For years now TV shows that focus on criminal investigation have been among the sturdiest view getters in the business. In their effort to be ‘realistic’ these shows reflect what has become the routine application of scientific techniques to crime detection. Ironically, the scientific approach that is now required for realism was first systematically developed in a fictional character, Arthur Conan Doyle’s famous Sherlock Holmes.
His notorious magnifying glass symbolized detection grounded in meticulous examination of every detail of a crime scene. Tobacco ash, hair, soil, the residue in a wine glass, the fraying of a rope (or lack thereof); when piecing together the puzzle of a crime, ordinarily overlooked minutiae become the indispensable materials from which carefully imaginative reasoning can induce the probable nature and sequence of events.
Such clues are best assembled on the assumption that a criminal mastermind is responsible for the mystery. This perpetrator has carefully contrived the situation in order to mislead the investigator, and hide or taint the evidence that would justify a conviction. The key to success, therefore, is to probe for the detail that doesn’t fit with his contrivances, but with the hidden truth.

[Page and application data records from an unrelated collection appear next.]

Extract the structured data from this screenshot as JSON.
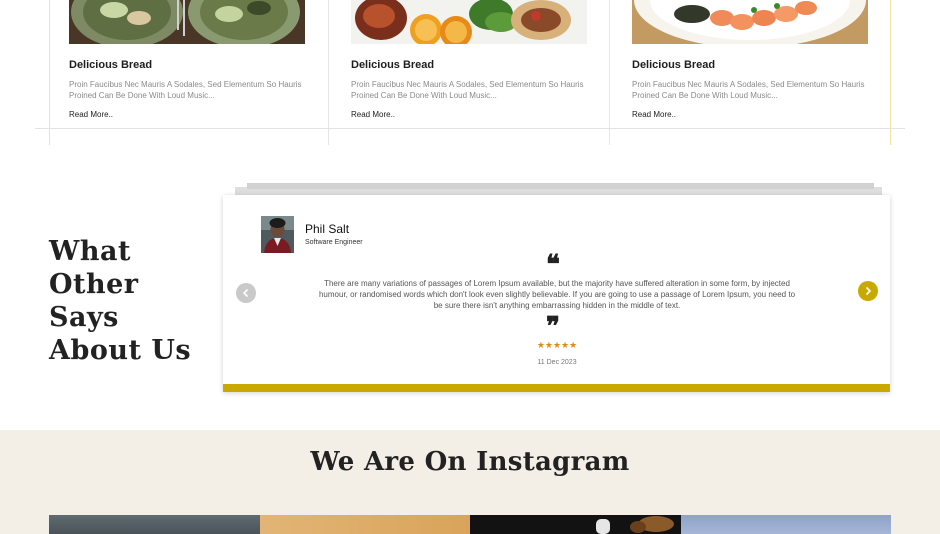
{
  "colors": {
    "accent": "#c9a900",
    "card_vline": "#f3e6a0",
    "card_vline_inner": "#e6e6e6",
    "insta_bg": "#f3eee6",
    "star": "#e08a1a",
    "arrow_prev": "#c9c9c9"
  },
  "cards": [
    {
      "title": "Delicious Bread",
      "description": "Proin Faucibus Nec Mauris A Sodales, Sed Elementum So Hauris Proined Can Be Done With Loud Music...",
      "read_more": "Read More.."
    },
    {
      "title": "Delicious Bread",
      "description": "Proin Faucibus Nec Mauris A Sodales, Sed Elementum So Hauris Proined Can Be Done With Loud Music...",
      "read_more": "Read More.."
    },
    {
      "title": "Delicious Bread",
      "description": "Proin Faucibus Nec Mauris A Sodales, Sed Elementum So Hauris Proined Can Be Done With Loud Music...",
      "read_more": "Read More.."
    }
  ],
  "testimonials": {
    "heading": [
      "What",
      "Other",
      "Says",
      "About Us"
    ],
    "name": "Phil Salt",
    "role": "Software Engineer",
    "text": "There are many variations of passages of Lorem Ipsum available, but the majority have suffered alteration in some form, by injected humour, or randomised words which don't look even slightly believable. If you are going to use a passage of Lorem Ipsum, you need to be sure there isn't anything embarrassing hidden in the middle of text.",
    "rating": 5,
    "stars": "★★★★★",
    "date": "11 Dec 2023",
    "open_quote": "❝",
    "close_quote": "❞",
    "prev_icon": "chevron-left-icon",
    "next_icon": "chevron-right-icon"
  },
  "instagram": {
    "title": "We Are On Instagram"
  }
}
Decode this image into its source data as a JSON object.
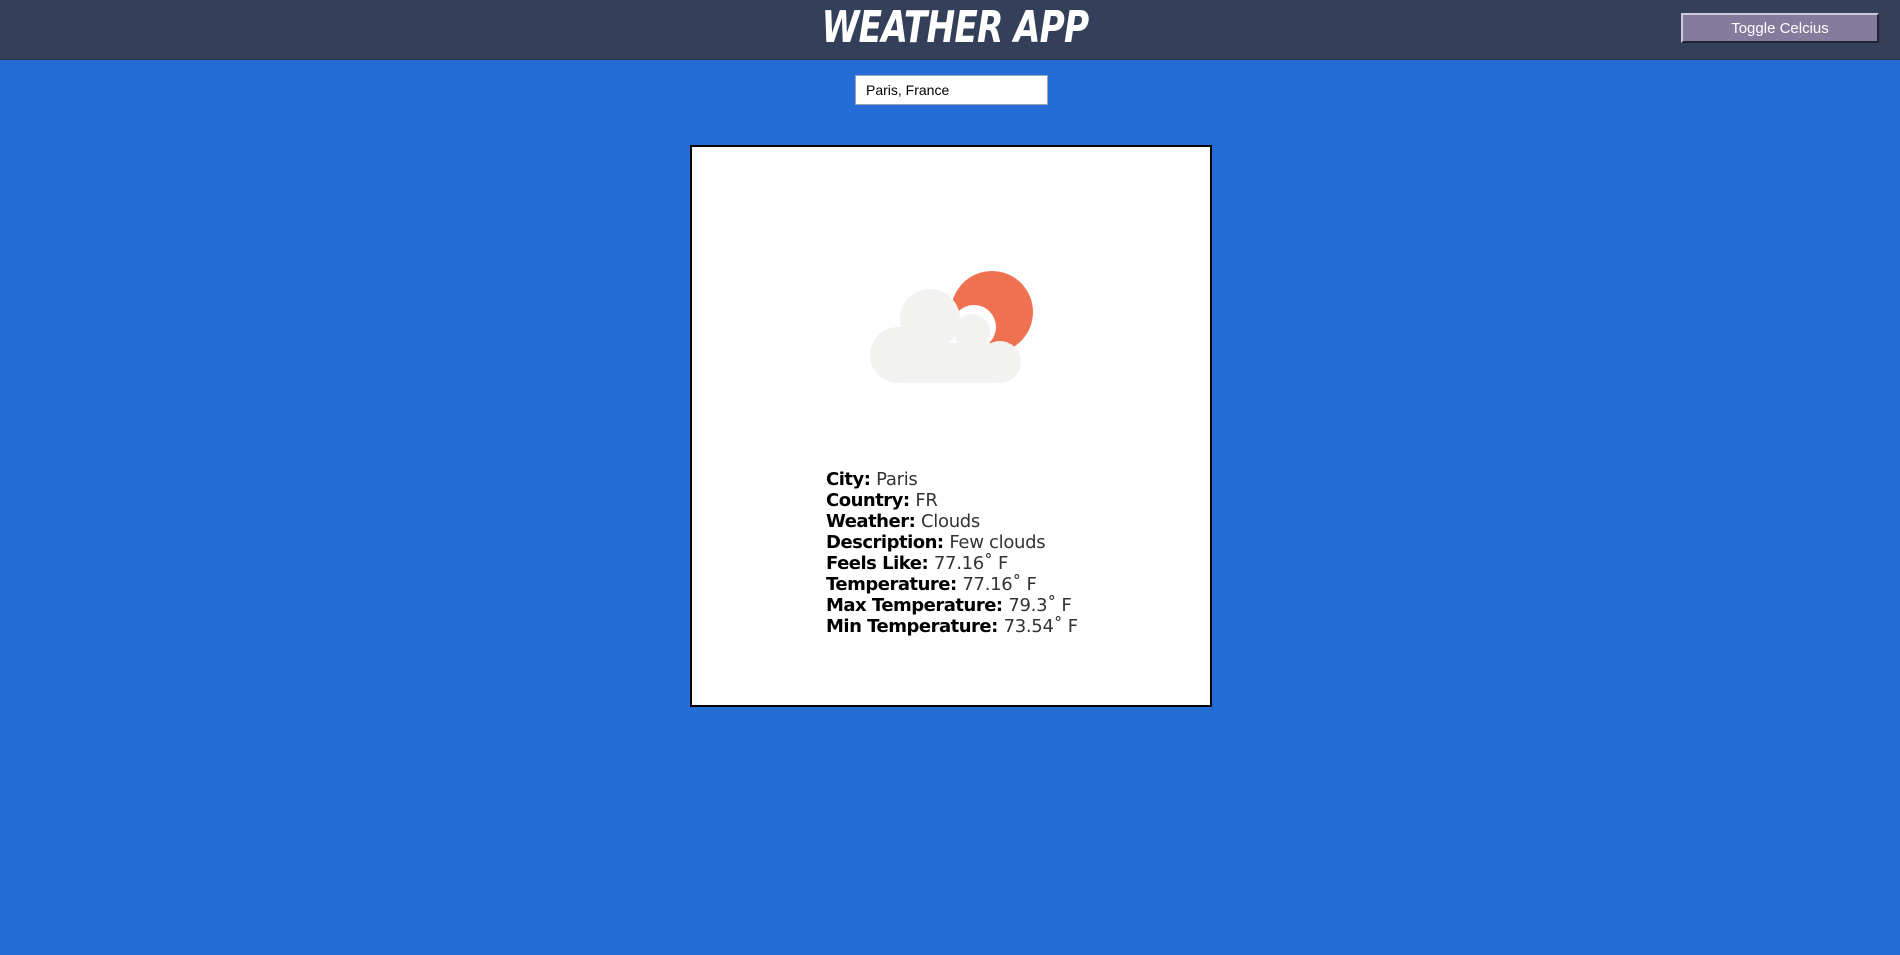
{
  "header": {
    "title": "WEATHER APP",
    "toggle_label": "Toggle Celcius"
  },
  "search": {
    "value": "Paris, France"
  },
  "weather": {
    "icon": "few-clouds-icon",
    "rows": [
      {
        "label": "City:",
        "value": "Paris"
      },
      {
        "label": "Country:",
        "value": "FR"
      },
      {
        "label": "Weather:",
        "value": "Clouds"
      },
      {
        "label": "Description:",
        "value": "Few clouds"
      },
      {
        "label": "Feels Like:",
        "value": "77.16˚ F"
      },
      {
        "label": "Temperature:",
        "value": "77.16˚ F"
      },
      {
        "label": "Max Temperature:",
        "value": "79.3˚ F"
      },
      {
        "label": "Min Temperature:",
        "value": "73.54˚ F"
      }
    ]
  },
  "colors": {
    "background": "#246dd4",
    "header": "#34405a",
    "toggle_button": "#847b9d",
    "sun": "#ef7150",
    "cloud": "#f2f2f0"
  }
}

Given the popularity of crime detection dramas, people these days appreciate the vital importance of anomalous details as clues in unraveling a mystery. It may appear ridiculous to crawl about the floor or sift through the smelly contents of the garbage can, or act as though the crime scene is a hospital operating room. But even an ancient relic like Peter Falk’s Columbo knew that the one most prone to ridicule or explain away the results deserves to be the prime suspect.
Which brings us to the little anomaly of Barack Obama’s social security number; or his truncated birth certificate; or his lack of signed and published Harvard law review articles; or his insistence on hiding records from his days at Occidental University. By itself, none of these facts would warrant a conviction. But given these facts, what credible investigator would stop asking questions?
There’s the rub. The insistent effort to ridicule, discourage, suppress and explain away. So much effort aimed at getting people to stop asking questions; so much effort to prevent a thorough, official, and objective inquiry; and a constitutionally authoritative decision on the merits.
If free speech means anything, it means the right to ask questions, however awkward and irritating they are to those in power. If constitutional government means anything, it means the right to seek answers when the plain provisions of the constitution indisputably require them. Yet Obama’s true background remains a mystery.
And each day the mystery continues one thing becomes more and more evident: that neither the individual rights nor constitutional sovereignty of the American people mean much these days to the arrogant elites bent on destroying our nation’s freedom. Like that of the famous watchdog that didn’t bark in the night, does their silence mean they know and trust the perpetrator?
That leaves one awkward question Americans must ask and answer for themselves: can we trust such silent watchdogs to guard the house of liberty? In November voters will have one more (and this last?) opportunity to give an answer. What will they make of it?